Your instructions
Your task is to print all of the data below exactly, with no pictures included.

[Saved entries]
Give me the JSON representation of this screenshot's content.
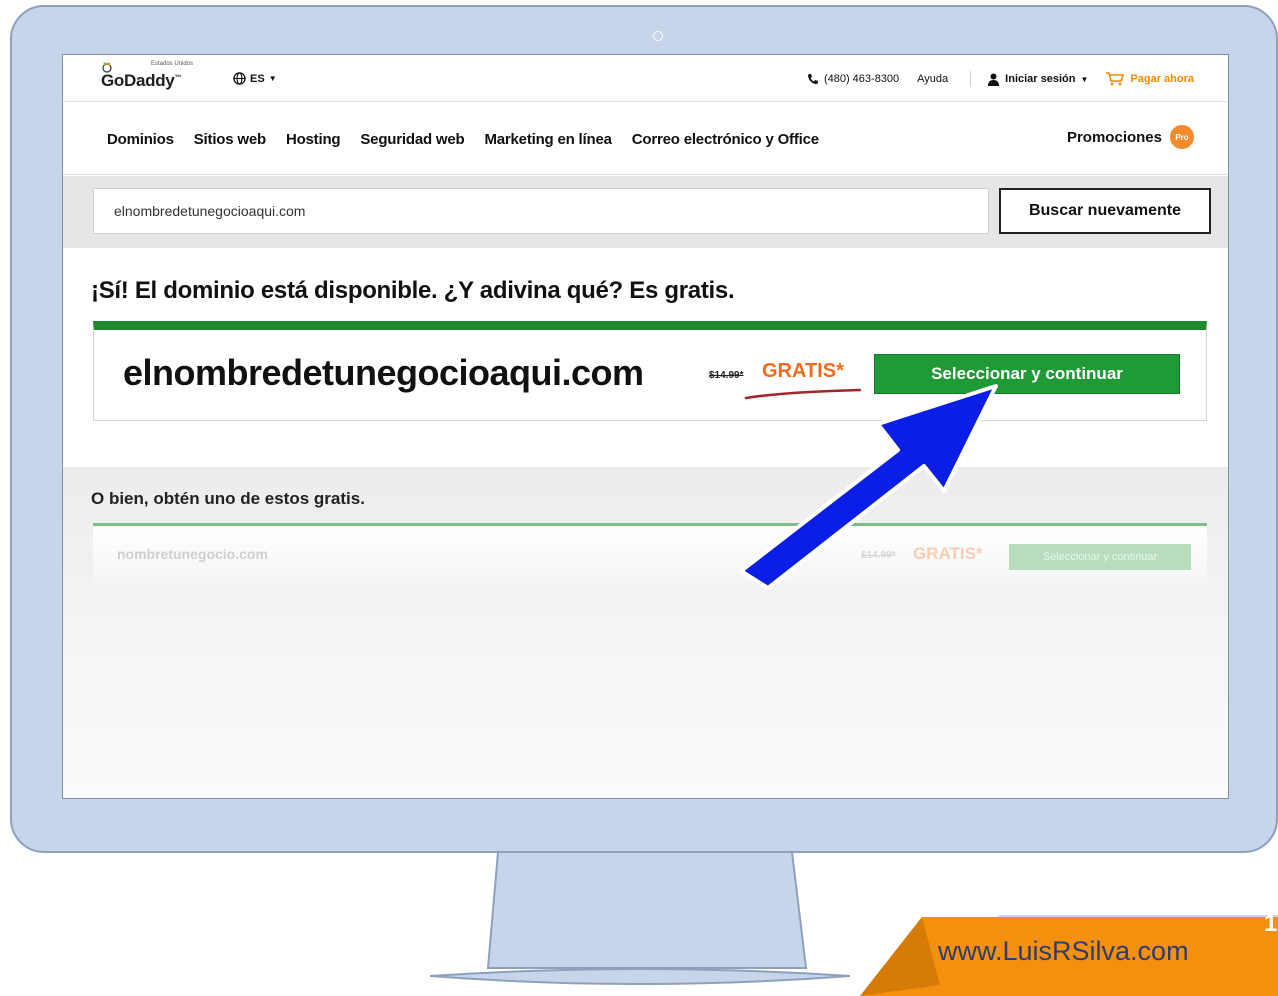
{
  "header": {
    "logo_region": "Estados Unidos",
    "logo_name": "GoDaddy",
    "logo_tm": "™",
    "language": "ES",
    "phone": "(480) 463-8300",
    "help": "Ayuda",
    "login": "Iniciar sesión",
    "cart": "Pagar ahora"
  },
  "nav": {
    "items": [
      "Dominios",
      "Sitios web",
      "Hosting",
      "Seguridad web",
      "Marketing en línea",
      "Correo electrónico y Office"
    ],
    "promotions": "Promociones",
    "pro_badge": "Pro"
  },
  "search": {
    "value": "elnombredetunegocioaqui.com",
    "button": "Buscar nuevamente"
  },
  "result": {
    "headline": "¡Sí! El dominio está disponible. ¿Y adivina qué? Es gratis.",
    "domain": "elnombredetunegocioaqui.com",
    "old_price": "$14.99*",
    "free_label": "GRATIS*",
    "select_button": "Seleccionar y continuar"
  },
  "alternatives": {
    "title": "O bien, obtén uno de estos gratis.",
    "items": [
      {
        "domain": "nombretunegocio.com",
        "old_price": "$14.99*",
        "free_label": "GRATIS*",
        "button": "Seleccionar y continuar"
      }
    ]
  },
  "branding": {
    "url": "www.LuisRSilva.com",
    "page_number": "1"
  },
  "colors": {
    "monitor": "#c6d5ea",
    "accent_green": "#1f9a36",
    "accent_orange": "#f26b1d",
    "arrow_blue": "#0a1ee6",
    "brand_orange": "#f5900f"
  }
}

Answer box
Give me the JSON representation of this screenshot's content.
{
  "header": {
    "logo_region": "Estados Unidos",
    "logo_name": "GoDaddy",
    "logo_tm": "™",
    "language": "ES",
    "phone": "(480) 463-8300",
    "help": "Ayuda",
    "login": "Iniciar sesión",
    "cart": "Pagar ahora"
  },
  "nav": {
    "items": [
      "Dominios",
      "Sitios web",
      "Hosting",
      "Seguridad web",
      "Marketing en línea",
      "Correo electrónico y Office"
    ],
    "promotions": "Promociones",
    "pro_badge": "Pro"
  },
  "search": {
    "value": "elnombredetunegocioaqui.com",
    "button": "Buscar nuevamente"
  },
  "result": {
    "headline": "¡Sí! El dominio está disponible. ¿Y adivina qué? Es gratis.",
    "domain": "elnombredetunegocioaqui.com",
    "old_price": "$14.99*",
    "free_label": "GRATIS*",
    "select_button": "Seleccionar y continuar"
  },
  "alternatives": {
    "title": "O bien, obtén uno de estos gratis.",
    "items": [
      {
        "domain": "nombretunegocio.com",
        "old_price": "$14.99*",
        "free_label": "GRATIS*",
        "button": "Seleccionar y continuar"
      }
    ]
  },
  "branding": {
    "url": "www.LuisRSilva.com",
    "page_number": "1"
  },
  "colors": {
    "monitor": "#c6d5ea",
    "accent_green": "#1f9a36",
    "accent_orange": "#f26b1d",
    "arrow_blue": "#0a1ee6",
    "brand_orange": "#f5900f"
  }
}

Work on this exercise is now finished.